Robin Richardson on the Minola Review
Tell me about the creation of Minola Review. When and how and why was it conceived?
In the past few years the realities of gender disparity in literature and in North American culture at large have come to the forefront. Organizations like CWILA, Canadian Women in the Literary Arts have worked to calculate, illustrate, and disseminate the numbers regarding men and women in print and review, and have made it clear that men maintain a majority in almost all arenas. There are more male reviewers and editors resulting in more men reviewed and selected for publication. Though there has been some move towards equity in recent years the fact remains we as women have been navigating all our lives in a culture curated and dominated by the male view. The Bechdel Test, which is put to film to determine whether or not it meets the minimal requirements of positive representation of women, requires only that there be more than one named women in the film, that the women talk to one another, and that they talk to one another about something other than men. These are very low standards and in 2014, according to The Guardian, only 55.4% of films passed this test.
When I really think about the impact this disparity has had on my life and on my own creative voice I feel nearly devastated. I have read, watched, listened to the human experience through the lenses of men. I have seen myself and other women as objects and as people who would have to work hard to overcome the inherent limitations of their gender. It upsets me greatly that this was ever my reality and that in many ways remnants of its influence remain.
I created Minola Review, named after Katherine Minola, the shrew who is arguably broken by men in "The Taming of the Shrew," in an attempt to resuscitate that stifled voice. Minola Review features all women and is carefully curated for only the strongest, fiercest, most honest voices. Minola Review is a space for us to inhabit our full female selves, to be messy, real, goofy, angry, and bewildered without worrying about censoring for or pandering to the visions and opinions of men.
What makes Minola Review different from other places to read poetry (and literature) on the internet?
Since it's inception one year ago Minola Review has gained a readership of over 1,500 and is rapidly growing. Not only do we represent the strongest, most courageous in women's voices, but we have been blessed with an influx of powerful submissions from Canada and the US, New York in particular. Minola Review showcases new voices alongside established, adding dynamism to an already divers, and unflinching platform.
There is also, of course, the simplicity and navigability of the site. Each month we publish three pieces of poetry, and three pieces of prose. Each piece is easy to find, easy to read, and is presented with its own visual accompaniment. No author photos are provided as the last thing we want is readers focusing on women's faces rather than our words.
What is something that you have recently published that really excited you, and why?

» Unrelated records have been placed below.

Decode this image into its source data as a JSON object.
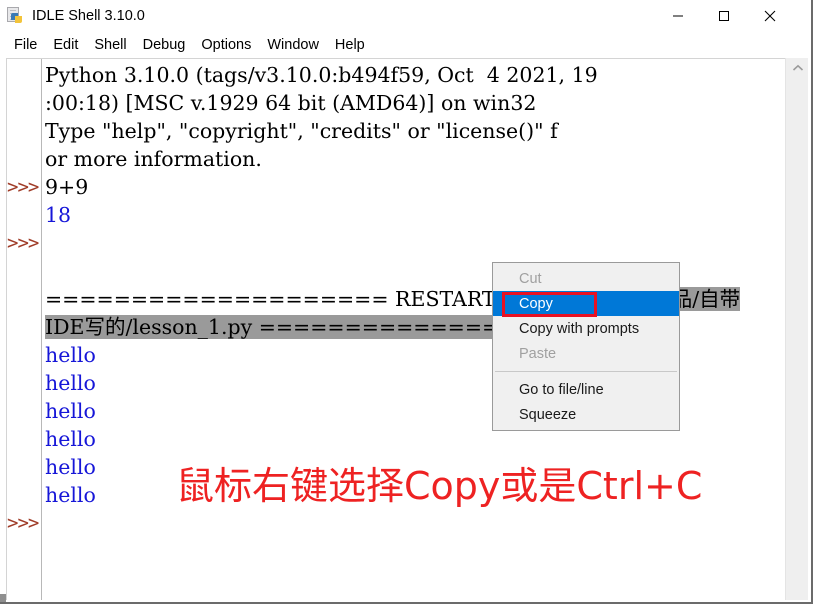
{
  "window": {
    "title": "IDLE Shell 3.10.0",
    "icon": "python-idle-icon",
    "controls": {
      "minimize": "minimize-icon",
      "maximize": "maximize-icon",
      "close": "close-icon"
    }
  },
  "menubar": {
    "items": [
      {
        "label": "File"
      },
      {
        "label": "Edit"
      },
      {
        "label": "Shell"
      },
      {
        "label": "Debug"
      },
      {
        "label": "Options"
      },
      {
        "label": "Window"
      },
      {
        "label": "Help"
      }
    ]
  },
  "shell": {
    "prompt": ">>>",
    "lines": [
      {
        "text": "Python 3.10.0 (tags/v3.10.0:b494f59, Oct  4 2021, 19",
        "color": "black",
        "prompt": false
      },
      {
        "text": ":00:18) [MSC v.1929 64 bit (AMD64)] on win32",
        "color": "black",
        "prompt": false
      },
      {
        "text": "Type \"help\", \"copyright\", \"credits\" or \"license()\" f",
        "color": "black",
        "prompt": false
      },
      {
        "text": "or more information.",
        "color": "black",
        "prompt": false
      },
      {
        "text": "9+9",
        "color": "black",
        "prompt": true
      },
      {
        "text": "18",
        "color": "blue",
        "prompt": false
      },
      {
        "text": "",
        "color": "black",
        "prompt": true
      },
      {
        "text": "",
        "color": "black",
        "prompt": false
      },
      {
        "text": "==================== RESTART: D:/少儿python作品/自带",
        "color": "black",
        "prompt": false,
        "selection_from": 30
      },
      {
        "text": "IDE写的/lesson_1.py ====================",
        "color": "black",
        "prompt": false,
        "selection_all": true
      },
      {
        "text": "hello",
        "color": "blue",
        "prompt": false
      },
      {
        "text": "hello",
        "color": "blue",
        "prompt": false
      },
      {
        "text": "hello",
        "color": "blue",
        "prompt": false
      },
      {
        "text": "hello",
        "color": "blue",
        "prompt": false
      },
      {
        "text": "hello",
        "color": "blue",
        "prompt": false
      },
      {
        "text": "hello",
        "color": "blue",
        "prompt": false
      },
      {
        "text": "",
        "color": "black",
        "prompt": true
      }
    ],
    "restart_path": "D:/少儿python作品/自带IDE写的/lesson_1.py",
    "colors": {
      "prompt": "#a03c28",
      "output": "#1616d8",
      "selection": "#9a9a9a"
    }
  },
  "context_menu": {
    "items": [
      {
        "label": "Cut",
        "state": "disabled"
      },
      {
        "label": "Copy",
        "state": "selected"
      },
      {
        "label": "Copy with prompts",
        "state": "normal"
      },
      {
        "label": "Paste",
        "state": "disabled"
      },
      {
        "label": "---",
        "state": "separator"
      },
      {
        "label": "Go to file/line",
        "state": "normal"
      },
      {
        "label": "Squeeze",
        "state": "normal"
      }
    ],
    "highlight_color": "#0078d7",
    "annotation_box_color": "#e81123"
  },
  "annotation": {
    "text": "鼠标右键选择Copy或是Ctrl+C",
    "color": "#ee2222"
  },
  "scrollbar": {
    "up_arrow": "chevron-up-icon"
  }
}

In the last issue of 2016 we published a poem by Jaime Forsythe, which I consider to be one of her finest. It's called "If Lightning Was a Thing You Could Plug Into," and it's a surrealistic stream of consciousness exercise, which I believe reveals a rare intimacy between poet and reader:

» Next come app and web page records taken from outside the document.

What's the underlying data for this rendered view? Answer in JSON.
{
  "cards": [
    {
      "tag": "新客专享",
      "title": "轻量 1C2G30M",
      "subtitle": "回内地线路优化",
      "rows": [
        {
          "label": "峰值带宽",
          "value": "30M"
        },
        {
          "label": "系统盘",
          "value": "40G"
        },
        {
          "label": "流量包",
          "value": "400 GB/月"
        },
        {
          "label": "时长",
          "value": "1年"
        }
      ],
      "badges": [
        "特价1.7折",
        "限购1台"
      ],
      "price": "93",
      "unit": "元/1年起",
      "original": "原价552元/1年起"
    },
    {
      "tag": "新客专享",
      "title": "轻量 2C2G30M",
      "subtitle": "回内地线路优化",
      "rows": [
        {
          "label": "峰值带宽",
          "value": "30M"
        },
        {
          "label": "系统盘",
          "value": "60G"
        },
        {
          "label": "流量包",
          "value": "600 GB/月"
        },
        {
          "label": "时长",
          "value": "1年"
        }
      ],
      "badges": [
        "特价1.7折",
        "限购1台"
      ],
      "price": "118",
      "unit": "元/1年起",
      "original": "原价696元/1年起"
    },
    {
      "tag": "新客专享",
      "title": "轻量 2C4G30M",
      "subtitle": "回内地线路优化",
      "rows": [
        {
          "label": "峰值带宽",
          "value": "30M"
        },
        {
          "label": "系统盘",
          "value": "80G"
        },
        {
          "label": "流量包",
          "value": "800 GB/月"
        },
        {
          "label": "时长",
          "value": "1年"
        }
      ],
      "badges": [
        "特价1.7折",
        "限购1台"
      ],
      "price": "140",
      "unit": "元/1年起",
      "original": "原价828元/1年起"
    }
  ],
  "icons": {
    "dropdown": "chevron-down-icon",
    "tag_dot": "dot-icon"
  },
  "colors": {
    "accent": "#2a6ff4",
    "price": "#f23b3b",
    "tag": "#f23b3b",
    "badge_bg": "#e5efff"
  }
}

Every time I see my insides on a screen, I think: well, this looks familiar. When a seahorse bobbed into the frame I was hardly surprised. What is me and what is broth, thyroid, fortune, oxytocin, demons, pectin, polyurethane, nori, soil?

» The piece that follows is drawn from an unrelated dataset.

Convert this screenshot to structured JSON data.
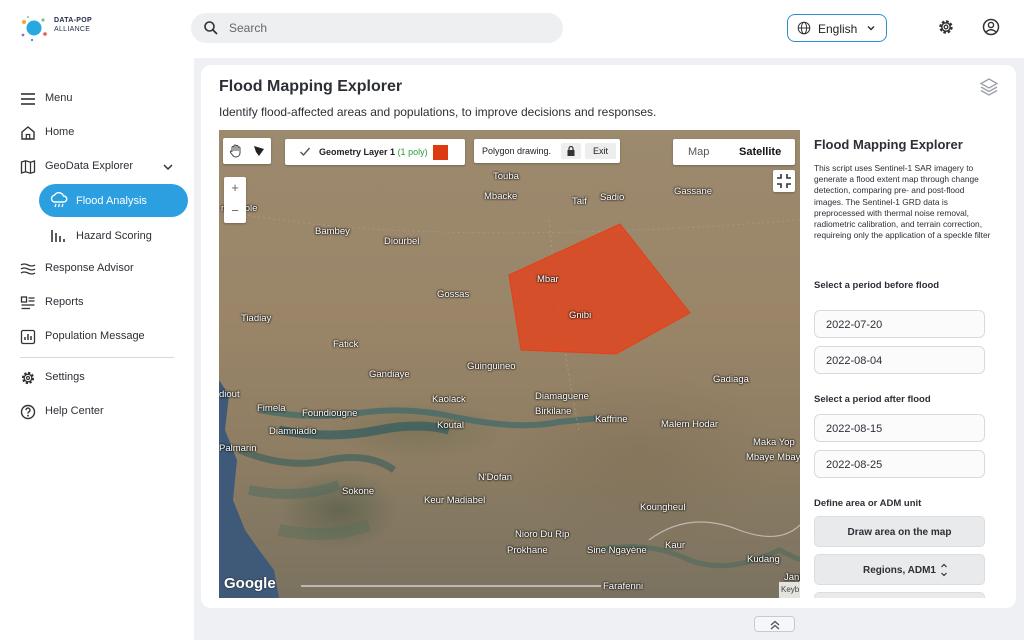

What should someone submitting work to Minola Review know about the site?
We are open to femme-identifying, and nonbinary writers. We encourage truth, clarity, courage, and uncertainty. We can smell pretense through email. Keep it real.
What other literary sites and journals, online or print, are your go-to?
No Tokens, Room Magazine, Cosmonauts Avenue, Poetry, The Rusty Toque, Joyland, The Atlas Review. There are so many more but I'll leave it at this digestible number for now.
Thank you for the opportunity to talk a little about Minola Review. Please read and submit. There are so many great things happening here right now.
Robin Richardson is the author of two collections of poetry, and is Editor-in-Chief at Minola Review. Her work has appeared in Salon, Poetry, Hazlitt, Tin House, and Joyland, among others. She holds an MFA in Writing from Sarah Lawrence College. Richardson's latest collection Sit How You Want is launching in 2018 with Véhicule Press, and her memoir Like Father is forthcoming.